#### What the task asks
Provide the number of lines below containing the word "Frecuencia", without any other words.

#### Collected data entries
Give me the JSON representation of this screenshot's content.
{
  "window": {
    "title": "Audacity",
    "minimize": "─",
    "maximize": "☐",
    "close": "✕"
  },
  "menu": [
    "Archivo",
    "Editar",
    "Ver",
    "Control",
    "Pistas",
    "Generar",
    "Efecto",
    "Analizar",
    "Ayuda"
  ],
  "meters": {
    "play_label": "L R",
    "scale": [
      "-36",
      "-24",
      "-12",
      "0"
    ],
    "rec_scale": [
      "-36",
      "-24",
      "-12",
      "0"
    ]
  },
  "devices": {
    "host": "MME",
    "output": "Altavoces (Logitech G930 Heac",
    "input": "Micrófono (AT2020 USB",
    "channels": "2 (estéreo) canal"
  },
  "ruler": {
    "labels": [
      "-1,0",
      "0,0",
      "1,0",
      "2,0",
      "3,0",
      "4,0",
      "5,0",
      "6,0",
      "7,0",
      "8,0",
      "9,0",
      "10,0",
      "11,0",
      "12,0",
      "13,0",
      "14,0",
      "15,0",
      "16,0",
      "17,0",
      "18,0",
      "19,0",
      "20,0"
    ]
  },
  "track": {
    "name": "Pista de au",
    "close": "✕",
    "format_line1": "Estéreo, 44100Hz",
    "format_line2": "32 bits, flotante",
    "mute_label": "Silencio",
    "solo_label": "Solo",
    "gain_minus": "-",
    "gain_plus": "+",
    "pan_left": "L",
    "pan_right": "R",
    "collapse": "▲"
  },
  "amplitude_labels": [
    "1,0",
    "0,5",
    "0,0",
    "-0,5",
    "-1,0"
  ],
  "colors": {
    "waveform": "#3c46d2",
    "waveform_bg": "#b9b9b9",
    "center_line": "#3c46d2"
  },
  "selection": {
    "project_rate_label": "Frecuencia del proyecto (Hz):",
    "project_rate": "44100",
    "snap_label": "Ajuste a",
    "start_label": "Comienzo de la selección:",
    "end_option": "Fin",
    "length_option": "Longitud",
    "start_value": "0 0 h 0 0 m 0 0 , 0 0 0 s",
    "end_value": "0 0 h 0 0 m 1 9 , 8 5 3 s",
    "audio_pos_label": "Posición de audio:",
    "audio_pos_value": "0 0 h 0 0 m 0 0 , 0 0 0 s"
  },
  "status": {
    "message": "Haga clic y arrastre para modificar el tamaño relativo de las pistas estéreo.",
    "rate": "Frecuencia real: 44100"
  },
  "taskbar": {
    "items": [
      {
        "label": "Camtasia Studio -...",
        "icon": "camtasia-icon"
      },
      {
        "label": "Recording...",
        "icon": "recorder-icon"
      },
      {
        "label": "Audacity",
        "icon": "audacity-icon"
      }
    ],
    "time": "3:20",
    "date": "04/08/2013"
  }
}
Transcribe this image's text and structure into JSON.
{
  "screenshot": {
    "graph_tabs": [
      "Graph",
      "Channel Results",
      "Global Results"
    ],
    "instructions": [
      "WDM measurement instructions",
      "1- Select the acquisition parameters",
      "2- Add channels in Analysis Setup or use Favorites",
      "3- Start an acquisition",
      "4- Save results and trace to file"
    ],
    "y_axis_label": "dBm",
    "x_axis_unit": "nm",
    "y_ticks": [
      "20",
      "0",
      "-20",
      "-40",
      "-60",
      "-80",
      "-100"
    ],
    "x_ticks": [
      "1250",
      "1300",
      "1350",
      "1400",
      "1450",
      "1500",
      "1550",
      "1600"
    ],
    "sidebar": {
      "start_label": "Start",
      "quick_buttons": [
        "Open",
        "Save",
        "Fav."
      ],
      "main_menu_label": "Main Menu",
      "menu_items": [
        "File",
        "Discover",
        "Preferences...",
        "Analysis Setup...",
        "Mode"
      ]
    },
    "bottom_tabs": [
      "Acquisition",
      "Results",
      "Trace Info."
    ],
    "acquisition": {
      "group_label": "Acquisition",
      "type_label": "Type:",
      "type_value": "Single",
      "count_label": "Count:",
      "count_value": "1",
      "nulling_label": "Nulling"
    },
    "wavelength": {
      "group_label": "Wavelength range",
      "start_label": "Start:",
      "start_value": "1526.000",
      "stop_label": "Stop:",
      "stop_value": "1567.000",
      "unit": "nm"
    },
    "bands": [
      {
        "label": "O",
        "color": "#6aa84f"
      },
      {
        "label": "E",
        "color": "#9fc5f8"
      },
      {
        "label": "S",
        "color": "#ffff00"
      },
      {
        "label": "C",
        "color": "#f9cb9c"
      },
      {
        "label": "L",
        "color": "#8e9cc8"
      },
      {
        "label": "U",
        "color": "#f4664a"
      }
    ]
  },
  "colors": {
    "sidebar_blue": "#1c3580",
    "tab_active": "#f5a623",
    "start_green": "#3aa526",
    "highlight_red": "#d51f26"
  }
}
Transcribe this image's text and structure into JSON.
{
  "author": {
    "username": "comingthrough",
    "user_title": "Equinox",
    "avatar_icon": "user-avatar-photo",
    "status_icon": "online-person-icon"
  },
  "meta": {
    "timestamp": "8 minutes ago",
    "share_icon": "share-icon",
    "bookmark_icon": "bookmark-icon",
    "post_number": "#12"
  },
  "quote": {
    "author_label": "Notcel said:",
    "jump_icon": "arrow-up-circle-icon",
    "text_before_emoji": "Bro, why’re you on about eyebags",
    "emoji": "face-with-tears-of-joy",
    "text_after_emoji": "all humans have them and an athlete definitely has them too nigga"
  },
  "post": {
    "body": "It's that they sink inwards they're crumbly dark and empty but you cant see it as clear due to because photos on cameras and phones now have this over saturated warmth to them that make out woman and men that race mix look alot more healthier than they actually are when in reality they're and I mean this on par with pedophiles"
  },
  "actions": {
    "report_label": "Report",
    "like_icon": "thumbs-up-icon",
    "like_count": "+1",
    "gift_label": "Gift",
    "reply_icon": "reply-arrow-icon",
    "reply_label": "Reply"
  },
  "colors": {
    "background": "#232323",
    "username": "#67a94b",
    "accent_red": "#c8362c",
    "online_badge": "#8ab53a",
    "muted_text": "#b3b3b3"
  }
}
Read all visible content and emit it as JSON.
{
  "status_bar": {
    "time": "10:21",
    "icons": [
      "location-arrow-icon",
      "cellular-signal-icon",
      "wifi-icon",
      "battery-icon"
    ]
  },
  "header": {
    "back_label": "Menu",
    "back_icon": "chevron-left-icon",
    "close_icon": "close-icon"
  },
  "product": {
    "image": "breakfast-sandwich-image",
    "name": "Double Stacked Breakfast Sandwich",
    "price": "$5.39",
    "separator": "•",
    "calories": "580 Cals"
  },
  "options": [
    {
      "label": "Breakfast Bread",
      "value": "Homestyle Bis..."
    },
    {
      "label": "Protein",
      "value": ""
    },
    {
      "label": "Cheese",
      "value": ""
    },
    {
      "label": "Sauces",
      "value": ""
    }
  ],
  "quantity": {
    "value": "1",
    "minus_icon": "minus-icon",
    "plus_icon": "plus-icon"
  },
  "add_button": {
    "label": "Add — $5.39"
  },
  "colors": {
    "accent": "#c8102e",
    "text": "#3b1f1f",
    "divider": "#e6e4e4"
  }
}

#### Final answer
2